      Winkler, Kenneth P.; Wellesley College (2004-01-01)
      This paper relates the work of the great British empiricists – Locke, Berkeley, and Hume – to issues of multiculturalism. It is argued that these philosophers can help to provide us with some of the tools we need to craft an appropriate response to the diversity of cultures.
    • Equity and Efficiency in Health Care

      Gorovitz, Samuel; University of Maryland (1979-01-01)
    • Ethical and Epistemic Dilemmas of Behaviorism and the Identity Thesis

      Stack, George J.; The College at Brockport (1971-01-01)
      Jerome Shaffer’s argument against behaviorism and the identity theory assume that the wrongness of causing pain is constituted entirely by that effect. However, the intrinsic wrongness of such actions lies in the intentions of the agent, not in the physical responses of the victim.
    • Euthanasia - A Christian View

      Hare, R. M.; Oxford University (1975-01-01)
    • Evolution and Morality

      Ruse, Michael; University of Guelph (1984-01-01)
    • Evolution and Optimality: Feathers, Bowling Balls, and the Thesis of Adaptationism

      Sober, Elliott; University of Wisconsin, Madison (1996-01-01)
      This paper discusses the thesis of adaptationism in evolutionary biology. It is argued that there is a serious scientific question here whose answer is not yet in hand. The truth or falsity of adaptationism is a substantive question about the history of life that must be decided on a trait by trait basis.
    • Evolutionary Theory and Morality: Why the Science Doesn't Settle the Philosophical Questions

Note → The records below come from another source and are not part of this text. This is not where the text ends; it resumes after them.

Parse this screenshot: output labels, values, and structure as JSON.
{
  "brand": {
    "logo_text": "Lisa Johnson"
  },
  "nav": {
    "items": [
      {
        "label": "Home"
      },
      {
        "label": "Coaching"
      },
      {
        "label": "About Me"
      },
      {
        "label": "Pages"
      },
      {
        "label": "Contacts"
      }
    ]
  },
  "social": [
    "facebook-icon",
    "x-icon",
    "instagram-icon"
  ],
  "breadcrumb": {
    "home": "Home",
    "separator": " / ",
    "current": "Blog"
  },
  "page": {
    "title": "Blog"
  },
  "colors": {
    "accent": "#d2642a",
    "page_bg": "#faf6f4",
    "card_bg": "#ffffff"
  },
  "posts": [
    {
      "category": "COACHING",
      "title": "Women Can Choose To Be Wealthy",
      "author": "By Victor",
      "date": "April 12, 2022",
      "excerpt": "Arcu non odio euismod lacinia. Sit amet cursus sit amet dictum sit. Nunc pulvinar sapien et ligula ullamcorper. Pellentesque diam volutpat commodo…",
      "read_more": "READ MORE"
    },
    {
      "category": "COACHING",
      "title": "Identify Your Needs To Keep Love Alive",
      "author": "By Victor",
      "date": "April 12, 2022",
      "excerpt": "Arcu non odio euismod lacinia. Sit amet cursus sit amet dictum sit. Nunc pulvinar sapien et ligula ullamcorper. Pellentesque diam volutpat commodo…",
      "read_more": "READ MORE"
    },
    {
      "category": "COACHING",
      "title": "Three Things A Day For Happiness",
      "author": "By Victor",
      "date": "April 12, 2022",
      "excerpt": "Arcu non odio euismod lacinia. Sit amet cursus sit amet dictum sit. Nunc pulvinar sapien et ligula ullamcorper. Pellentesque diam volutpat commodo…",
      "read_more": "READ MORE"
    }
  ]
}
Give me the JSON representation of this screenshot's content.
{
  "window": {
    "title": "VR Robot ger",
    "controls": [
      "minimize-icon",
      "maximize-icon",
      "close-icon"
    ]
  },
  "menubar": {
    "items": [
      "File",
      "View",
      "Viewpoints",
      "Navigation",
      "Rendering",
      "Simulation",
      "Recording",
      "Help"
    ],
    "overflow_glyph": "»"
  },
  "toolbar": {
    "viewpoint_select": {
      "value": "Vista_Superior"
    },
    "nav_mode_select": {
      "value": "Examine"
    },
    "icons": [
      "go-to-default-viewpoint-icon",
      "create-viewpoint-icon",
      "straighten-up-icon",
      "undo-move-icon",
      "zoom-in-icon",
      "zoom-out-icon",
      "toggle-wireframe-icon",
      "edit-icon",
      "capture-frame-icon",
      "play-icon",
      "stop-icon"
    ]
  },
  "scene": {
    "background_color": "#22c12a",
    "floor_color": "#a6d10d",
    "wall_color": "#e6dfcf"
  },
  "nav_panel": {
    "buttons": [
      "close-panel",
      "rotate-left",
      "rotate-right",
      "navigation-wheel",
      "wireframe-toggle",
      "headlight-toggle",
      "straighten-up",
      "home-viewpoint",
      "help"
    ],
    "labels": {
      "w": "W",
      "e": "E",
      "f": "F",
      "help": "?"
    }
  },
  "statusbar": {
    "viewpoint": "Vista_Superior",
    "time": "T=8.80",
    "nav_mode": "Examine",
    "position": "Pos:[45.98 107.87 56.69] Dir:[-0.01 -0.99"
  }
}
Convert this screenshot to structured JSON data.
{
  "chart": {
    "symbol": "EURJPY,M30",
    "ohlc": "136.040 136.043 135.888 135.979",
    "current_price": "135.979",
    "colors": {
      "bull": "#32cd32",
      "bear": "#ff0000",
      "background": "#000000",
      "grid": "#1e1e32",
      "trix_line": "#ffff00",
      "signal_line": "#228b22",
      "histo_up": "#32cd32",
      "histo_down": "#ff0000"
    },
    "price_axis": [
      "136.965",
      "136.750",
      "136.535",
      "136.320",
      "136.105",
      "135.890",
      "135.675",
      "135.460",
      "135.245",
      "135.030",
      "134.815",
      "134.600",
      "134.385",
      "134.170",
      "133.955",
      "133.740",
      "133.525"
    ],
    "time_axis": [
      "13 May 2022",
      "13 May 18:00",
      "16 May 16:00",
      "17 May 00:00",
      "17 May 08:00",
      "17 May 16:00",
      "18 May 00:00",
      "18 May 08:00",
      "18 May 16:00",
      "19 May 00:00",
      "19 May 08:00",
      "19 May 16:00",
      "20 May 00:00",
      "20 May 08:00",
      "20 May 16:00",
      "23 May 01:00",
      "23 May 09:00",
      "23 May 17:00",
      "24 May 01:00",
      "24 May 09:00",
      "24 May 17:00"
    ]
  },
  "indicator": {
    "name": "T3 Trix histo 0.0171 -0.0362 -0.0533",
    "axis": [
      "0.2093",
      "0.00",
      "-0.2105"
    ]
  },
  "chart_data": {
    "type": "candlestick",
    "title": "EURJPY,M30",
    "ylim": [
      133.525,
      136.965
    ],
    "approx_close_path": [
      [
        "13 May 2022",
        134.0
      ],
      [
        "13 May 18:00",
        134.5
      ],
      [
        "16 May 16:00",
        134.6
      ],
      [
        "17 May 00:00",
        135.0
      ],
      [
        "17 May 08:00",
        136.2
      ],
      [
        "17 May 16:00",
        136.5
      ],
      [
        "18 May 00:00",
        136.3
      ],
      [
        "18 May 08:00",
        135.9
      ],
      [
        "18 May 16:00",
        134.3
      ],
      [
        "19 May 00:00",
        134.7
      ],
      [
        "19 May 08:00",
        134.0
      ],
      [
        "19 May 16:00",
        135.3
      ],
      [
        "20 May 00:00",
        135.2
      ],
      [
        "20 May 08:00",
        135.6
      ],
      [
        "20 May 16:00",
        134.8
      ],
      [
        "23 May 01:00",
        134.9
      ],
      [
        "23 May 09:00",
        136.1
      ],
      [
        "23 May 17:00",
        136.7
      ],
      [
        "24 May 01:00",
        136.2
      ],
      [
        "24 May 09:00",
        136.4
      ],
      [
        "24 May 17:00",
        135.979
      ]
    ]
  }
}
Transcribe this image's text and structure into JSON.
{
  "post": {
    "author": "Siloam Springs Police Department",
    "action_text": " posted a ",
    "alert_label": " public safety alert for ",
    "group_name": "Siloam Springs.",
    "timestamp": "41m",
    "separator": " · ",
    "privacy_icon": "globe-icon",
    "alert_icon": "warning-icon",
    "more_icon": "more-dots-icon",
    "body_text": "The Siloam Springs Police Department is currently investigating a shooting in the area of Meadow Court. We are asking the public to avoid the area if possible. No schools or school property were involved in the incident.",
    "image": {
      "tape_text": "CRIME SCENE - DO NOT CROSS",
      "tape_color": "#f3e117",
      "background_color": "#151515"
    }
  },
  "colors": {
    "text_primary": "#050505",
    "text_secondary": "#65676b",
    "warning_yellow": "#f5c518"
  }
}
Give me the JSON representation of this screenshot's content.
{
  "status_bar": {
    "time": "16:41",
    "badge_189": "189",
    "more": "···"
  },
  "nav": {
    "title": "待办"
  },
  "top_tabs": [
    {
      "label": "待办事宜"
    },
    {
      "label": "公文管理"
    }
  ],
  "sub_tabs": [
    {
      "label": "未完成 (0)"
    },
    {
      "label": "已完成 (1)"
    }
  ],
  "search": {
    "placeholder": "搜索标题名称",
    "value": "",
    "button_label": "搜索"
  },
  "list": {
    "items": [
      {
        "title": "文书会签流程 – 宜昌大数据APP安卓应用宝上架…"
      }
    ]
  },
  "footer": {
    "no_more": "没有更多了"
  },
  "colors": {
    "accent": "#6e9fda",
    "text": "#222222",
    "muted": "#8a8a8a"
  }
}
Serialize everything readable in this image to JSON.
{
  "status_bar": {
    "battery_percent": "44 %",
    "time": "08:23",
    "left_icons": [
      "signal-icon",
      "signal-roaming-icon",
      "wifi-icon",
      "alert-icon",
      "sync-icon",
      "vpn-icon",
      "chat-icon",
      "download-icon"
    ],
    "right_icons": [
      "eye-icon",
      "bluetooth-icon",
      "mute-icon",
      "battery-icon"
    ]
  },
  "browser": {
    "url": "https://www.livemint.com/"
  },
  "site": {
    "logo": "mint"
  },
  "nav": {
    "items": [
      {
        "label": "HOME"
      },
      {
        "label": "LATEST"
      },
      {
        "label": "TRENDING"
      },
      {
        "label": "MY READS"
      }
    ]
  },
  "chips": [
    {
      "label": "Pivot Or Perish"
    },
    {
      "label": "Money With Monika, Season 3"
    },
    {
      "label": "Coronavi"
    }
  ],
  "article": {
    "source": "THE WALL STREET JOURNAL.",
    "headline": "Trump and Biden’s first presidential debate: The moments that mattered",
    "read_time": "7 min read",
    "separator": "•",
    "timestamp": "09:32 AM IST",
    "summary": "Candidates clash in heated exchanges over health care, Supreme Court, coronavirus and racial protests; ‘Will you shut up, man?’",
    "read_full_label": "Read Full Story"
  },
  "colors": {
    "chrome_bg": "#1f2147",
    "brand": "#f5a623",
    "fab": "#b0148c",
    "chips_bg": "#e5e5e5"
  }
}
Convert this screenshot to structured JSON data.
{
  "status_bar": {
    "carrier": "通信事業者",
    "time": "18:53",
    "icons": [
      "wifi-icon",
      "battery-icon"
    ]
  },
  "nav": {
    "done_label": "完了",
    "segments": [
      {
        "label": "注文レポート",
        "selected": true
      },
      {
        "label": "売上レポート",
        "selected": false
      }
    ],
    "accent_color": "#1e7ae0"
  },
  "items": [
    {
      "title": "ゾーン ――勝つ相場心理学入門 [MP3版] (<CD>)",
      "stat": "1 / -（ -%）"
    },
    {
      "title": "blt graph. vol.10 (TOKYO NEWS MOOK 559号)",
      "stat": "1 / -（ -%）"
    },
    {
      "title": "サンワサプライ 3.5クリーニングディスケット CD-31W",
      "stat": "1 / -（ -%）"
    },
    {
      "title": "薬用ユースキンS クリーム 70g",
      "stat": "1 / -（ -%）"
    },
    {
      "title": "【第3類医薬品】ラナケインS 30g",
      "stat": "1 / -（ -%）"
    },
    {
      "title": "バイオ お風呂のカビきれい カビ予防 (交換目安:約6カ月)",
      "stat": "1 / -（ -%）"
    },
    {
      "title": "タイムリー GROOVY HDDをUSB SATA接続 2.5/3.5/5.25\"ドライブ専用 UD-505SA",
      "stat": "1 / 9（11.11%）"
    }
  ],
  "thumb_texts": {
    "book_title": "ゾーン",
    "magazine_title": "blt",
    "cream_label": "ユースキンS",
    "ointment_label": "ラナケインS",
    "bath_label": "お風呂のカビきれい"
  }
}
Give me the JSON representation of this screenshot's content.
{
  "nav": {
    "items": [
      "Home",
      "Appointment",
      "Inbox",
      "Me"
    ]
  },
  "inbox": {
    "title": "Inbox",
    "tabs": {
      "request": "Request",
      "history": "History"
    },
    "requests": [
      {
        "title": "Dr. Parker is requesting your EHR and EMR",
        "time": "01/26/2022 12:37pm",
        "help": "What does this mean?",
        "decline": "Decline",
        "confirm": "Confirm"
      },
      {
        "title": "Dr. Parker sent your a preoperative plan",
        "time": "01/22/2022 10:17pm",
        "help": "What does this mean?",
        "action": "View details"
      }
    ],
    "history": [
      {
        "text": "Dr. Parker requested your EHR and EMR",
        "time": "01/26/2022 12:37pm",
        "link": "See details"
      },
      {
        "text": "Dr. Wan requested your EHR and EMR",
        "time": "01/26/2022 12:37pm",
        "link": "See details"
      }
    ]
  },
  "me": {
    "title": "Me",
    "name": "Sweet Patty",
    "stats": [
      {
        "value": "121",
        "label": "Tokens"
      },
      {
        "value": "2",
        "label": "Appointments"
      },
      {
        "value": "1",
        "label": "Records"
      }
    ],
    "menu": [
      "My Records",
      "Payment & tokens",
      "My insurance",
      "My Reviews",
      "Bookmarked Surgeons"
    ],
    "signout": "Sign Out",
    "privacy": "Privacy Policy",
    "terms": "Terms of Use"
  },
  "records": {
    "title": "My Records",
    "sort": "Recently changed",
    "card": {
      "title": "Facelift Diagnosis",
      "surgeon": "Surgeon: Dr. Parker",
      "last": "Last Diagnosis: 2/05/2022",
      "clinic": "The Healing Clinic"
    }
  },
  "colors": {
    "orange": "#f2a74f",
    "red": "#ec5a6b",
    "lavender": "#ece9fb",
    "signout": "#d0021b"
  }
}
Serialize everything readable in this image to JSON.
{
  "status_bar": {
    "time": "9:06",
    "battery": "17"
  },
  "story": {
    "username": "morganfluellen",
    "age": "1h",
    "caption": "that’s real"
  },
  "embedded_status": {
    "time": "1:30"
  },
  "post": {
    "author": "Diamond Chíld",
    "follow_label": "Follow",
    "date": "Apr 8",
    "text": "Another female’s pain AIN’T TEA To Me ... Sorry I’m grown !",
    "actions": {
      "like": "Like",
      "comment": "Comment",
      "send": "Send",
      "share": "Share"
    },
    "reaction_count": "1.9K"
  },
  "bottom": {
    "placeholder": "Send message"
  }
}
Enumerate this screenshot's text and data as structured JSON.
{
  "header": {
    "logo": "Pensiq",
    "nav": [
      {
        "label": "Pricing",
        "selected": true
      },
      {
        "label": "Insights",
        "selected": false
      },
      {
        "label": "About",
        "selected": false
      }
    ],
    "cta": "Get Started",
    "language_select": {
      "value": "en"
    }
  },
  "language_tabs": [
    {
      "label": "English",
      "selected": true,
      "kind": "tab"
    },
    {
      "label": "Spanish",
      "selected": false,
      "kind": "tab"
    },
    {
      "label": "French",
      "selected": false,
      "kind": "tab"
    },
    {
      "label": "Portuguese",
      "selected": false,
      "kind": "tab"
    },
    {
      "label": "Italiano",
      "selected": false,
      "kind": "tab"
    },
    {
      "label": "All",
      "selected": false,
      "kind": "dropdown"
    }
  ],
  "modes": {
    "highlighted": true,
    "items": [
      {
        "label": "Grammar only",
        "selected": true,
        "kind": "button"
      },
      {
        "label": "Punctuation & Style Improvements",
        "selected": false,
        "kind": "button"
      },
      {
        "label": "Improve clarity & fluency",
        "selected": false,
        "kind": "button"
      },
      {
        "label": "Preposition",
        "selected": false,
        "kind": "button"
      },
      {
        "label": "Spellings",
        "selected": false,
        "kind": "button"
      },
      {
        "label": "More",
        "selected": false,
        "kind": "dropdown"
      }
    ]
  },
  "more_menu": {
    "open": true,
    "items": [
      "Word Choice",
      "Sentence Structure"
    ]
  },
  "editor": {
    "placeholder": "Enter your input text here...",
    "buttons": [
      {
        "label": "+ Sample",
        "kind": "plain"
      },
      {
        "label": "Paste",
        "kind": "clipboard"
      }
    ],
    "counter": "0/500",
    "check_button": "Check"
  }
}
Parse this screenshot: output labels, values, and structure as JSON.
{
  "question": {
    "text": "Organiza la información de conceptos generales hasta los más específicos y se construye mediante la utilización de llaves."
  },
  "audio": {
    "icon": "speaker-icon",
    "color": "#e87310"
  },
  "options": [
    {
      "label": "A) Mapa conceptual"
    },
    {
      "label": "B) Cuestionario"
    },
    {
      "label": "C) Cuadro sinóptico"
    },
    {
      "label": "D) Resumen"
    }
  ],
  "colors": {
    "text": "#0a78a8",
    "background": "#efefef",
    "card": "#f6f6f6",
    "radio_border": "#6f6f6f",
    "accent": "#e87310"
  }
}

      FitzPatrick, William J.; University of Rochester (2014-01-01)
      Four decades ago, E.O. Wilson famously declared that “the time has come for ethics to be removed temporarily from the hands of the philosophers and biologicized." One still finds Wilson’s idea echoed frequently in popular science writing today. While I’m not going to deny that evolutionary biology and other sciences have important things to tell us about morality, I think there is a lot of confusion about what exactly they can tell us, and how much they can tell us. My aim here is first to make some distinctions and sort out some issues, and then to examine one overreaching claim in particular, about the explanation of our moral beliefs by appeal to evolutionary causal influences. That is a claim used by some philosophers to argue that evolutionary biology somehow forces on us either a skeptical or a purely subjectivist understanding of morality. I will explain why I think this is misguided and is a poor use of science in philosophy.
    • Existential Inertia

      Audi, Paul; University of Rochester (2019-01-01)
      To all appearances, the basic building blocks of reality tend to keep existing unless something intervenes to destroy them. In other words, basic things seem to have existential inertia. But why might this be? This paper considers a number of arguments for and against existential inertia. It discusses arguments inspired by Aquinas, Descartes, and Spinoza, as well as considerations deriving from Occam’s Razor, entropy, and certain views about the nature of time and change.